The chain appears to be KB978338 to KB978886 to KB2563894 to KB2588516 (newest). All four of these updates are approved on our WSUS server. KB978338 is listing as Not Applicable on all machines, because it has been superseded. This is the behavior I would expect. However, our security office is reporting that KB978338 should still be installed on all machines because its actual effect is not replicated by any of the updates that follow it. Here is the analysis I was sent:
KB978886 applies to Vista SP1 only. The rollout of SP2 did not address the ISATAP vulnerability and reintroduces it.
KB2563894 only updates two files (Tcpip.sys and Tcpipreg.sys). It does not update the 12 other affected ISATAP, UDP, and NUD .sys and .dll files. (MS11-064)
KB2588516 addresses malformed continuous UDP packet overflow. But does not address the ISATAP related NUD and TCP .sys and .dll files. (MS11-083)
So yes, many IP vulnerabilities. But each KB addresses specific issues that do not cross over to other KBs.
We can install KB978338 by manually running the .MSU file, but we aren't certain if that will overwrite the couple files that get updated by later patches since we would be installing the patch out of order.
Is the above analysis correct?
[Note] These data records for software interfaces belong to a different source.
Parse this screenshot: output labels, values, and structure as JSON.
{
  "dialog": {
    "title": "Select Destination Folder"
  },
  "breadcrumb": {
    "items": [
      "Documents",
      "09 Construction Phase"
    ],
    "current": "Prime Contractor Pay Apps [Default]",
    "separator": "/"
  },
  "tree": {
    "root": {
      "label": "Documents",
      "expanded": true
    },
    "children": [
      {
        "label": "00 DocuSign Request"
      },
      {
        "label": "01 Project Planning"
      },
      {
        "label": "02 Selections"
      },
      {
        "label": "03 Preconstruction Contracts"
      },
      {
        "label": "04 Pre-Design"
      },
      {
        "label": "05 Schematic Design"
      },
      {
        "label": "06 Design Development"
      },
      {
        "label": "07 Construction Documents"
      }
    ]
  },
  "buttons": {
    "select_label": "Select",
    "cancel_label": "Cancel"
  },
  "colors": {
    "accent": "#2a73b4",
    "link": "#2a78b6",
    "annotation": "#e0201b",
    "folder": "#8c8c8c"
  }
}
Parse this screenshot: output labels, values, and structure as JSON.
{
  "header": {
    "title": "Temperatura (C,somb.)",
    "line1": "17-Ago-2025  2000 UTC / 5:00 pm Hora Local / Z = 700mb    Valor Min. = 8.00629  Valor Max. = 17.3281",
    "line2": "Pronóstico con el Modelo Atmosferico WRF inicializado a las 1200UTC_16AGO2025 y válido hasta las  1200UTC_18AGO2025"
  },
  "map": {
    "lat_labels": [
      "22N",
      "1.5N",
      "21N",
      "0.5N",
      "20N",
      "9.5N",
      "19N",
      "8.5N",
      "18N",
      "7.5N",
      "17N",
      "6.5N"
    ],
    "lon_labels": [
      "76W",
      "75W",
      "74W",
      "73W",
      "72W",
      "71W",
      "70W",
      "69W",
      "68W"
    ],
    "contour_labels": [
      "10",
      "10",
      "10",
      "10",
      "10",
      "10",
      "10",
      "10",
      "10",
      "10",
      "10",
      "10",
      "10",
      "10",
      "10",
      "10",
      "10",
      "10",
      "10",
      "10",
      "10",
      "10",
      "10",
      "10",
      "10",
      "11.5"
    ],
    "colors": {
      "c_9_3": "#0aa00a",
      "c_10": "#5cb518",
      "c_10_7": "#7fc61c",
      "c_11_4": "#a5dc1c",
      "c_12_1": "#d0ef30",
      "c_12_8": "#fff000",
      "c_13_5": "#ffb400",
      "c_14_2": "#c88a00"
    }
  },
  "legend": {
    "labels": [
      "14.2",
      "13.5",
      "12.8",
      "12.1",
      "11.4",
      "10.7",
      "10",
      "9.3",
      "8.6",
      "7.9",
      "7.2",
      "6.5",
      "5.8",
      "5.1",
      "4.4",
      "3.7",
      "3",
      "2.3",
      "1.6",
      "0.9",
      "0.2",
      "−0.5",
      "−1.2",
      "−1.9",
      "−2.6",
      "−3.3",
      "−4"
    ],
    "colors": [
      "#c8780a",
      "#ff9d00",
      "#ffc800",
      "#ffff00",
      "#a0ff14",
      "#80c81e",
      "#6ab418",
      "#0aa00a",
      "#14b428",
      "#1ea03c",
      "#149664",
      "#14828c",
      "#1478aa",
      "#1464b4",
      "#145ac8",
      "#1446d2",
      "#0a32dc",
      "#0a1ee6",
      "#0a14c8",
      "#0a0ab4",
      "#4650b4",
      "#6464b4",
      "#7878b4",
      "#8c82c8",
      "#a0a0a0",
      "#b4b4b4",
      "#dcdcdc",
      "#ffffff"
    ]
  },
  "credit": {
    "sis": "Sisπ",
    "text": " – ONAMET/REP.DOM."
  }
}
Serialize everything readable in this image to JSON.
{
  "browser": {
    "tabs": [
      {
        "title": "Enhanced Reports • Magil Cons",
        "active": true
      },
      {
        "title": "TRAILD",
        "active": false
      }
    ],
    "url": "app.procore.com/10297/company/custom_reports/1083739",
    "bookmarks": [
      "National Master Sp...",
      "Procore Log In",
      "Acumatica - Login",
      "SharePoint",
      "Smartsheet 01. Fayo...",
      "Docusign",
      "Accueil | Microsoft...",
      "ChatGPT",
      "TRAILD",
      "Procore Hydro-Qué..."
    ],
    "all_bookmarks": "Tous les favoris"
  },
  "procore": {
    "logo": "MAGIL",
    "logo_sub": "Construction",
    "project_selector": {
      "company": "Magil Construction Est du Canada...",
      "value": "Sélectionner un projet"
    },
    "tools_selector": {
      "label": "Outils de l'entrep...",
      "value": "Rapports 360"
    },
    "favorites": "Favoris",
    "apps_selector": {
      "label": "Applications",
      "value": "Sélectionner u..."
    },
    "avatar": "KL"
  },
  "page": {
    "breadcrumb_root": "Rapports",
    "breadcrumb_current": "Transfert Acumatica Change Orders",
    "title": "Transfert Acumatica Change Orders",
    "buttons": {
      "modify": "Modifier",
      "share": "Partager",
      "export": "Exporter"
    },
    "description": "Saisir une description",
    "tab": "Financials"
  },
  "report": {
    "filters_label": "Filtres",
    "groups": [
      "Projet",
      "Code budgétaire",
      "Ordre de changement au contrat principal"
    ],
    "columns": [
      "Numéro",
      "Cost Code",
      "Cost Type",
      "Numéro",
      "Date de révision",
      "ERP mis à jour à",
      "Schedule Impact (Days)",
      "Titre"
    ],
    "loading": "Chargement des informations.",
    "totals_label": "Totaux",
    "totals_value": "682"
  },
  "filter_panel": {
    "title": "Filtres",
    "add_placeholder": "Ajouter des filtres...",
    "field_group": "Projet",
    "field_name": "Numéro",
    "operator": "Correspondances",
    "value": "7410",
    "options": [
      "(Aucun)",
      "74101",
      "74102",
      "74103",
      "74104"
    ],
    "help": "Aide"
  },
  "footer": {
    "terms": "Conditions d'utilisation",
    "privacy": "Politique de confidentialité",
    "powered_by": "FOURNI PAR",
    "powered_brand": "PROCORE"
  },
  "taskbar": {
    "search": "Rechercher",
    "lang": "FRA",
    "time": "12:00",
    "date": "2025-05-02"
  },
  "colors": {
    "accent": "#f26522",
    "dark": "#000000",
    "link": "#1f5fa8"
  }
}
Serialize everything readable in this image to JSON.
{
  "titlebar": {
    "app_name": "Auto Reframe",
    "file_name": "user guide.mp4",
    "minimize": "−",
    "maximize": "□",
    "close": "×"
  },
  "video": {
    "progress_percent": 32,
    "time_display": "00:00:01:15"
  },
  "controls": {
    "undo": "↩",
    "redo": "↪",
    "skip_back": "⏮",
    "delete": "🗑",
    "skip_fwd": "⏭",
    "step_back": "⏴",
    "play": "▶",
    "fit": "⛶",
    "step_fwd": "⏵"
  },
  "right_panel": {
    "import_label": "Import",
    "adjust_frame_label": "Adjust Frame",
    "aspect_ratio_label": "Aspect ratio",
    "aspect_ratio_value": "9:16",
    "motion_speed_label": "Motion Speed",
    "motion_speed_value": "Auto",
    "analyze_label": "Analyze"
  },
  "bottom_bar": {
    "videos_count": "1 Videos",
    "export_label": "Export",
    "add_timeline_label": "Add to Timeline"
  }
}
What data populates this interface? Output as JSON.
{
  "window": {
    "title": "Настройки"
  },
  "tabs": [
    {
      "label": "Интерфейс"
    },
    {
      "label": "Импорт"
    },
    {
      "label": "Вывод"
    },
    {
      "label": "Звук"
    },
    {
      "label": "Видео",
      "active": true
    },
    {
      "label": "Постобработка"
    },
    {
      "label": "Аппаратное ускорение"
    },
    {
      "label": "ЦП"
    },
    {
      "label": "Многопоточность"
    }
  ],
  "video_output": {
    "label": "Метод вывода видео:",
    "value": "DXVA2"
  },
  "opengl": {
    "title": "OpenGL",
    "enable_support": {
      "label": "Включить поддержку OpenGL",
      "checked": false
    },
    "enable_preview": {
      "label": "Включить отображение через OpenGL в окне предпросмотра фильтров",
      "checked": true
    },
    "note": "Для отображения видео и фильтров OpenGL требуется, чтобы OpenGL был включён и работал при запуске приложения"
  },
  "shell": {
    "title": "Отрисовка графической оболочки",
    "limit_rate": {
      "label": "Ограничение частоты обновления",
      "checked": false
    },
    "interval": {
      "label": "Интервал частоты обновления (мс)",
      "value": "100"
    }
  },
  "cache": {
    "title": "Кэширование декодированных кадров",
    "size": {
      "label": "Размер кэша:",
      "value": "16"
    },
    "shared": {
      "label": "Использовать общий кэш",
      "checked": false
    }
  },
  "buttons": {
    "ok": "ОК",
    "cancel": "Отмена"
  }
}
Is the chain of supersession incorrectly defined? If it is, what is the proper way to report it so that it can be changed by the correct Microsoft team? We are currently using 32-bit and 64-bit installations of Vista SP2.
Note: I should mention that I posted this on Technet as well. I will keep this up-to-date with any information I get on there.